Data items
== Segment start ==
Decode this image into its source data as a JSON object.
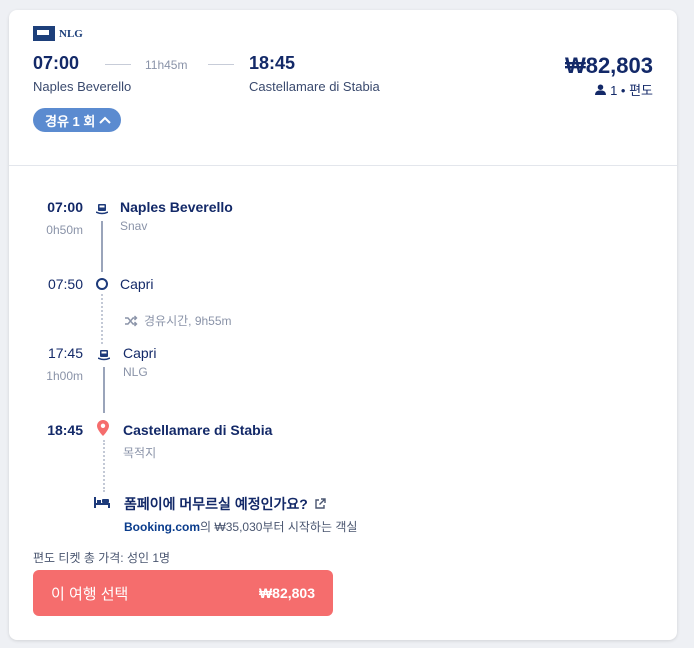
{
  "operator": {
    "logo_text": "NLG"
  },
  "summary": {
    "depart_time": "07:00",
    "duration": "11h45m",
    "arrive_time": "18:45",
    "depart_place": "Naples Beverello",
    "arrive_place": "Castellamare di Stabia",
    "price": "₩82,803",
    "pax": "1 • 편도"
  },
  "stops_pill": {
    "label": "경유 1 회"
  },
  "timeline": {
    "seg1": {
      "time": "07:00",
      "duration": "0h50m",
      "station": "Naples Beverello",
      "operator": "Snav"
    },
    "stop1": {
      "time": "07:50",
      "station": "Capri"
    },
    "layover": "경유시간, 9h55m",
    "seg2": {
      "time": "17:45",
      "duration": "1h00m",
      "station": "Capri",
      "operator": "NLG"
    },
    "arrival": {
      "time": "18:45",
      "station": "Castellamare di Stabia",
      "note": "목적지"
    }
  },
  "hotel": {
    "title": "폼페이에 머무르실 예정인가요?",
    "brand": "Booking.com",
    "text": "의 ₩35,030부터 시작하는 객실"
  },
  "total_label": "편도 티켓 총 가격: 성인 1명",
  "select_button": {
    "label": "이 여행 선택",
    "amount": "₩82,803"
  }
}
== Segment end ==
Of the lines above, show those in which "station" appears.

§ **ANSWER TO THIS PROBLEM**:
      "station": "Naples Beverello",
      "station": "Capri"
      "station": "Capri",
      "station": "Castellamare di Stabia",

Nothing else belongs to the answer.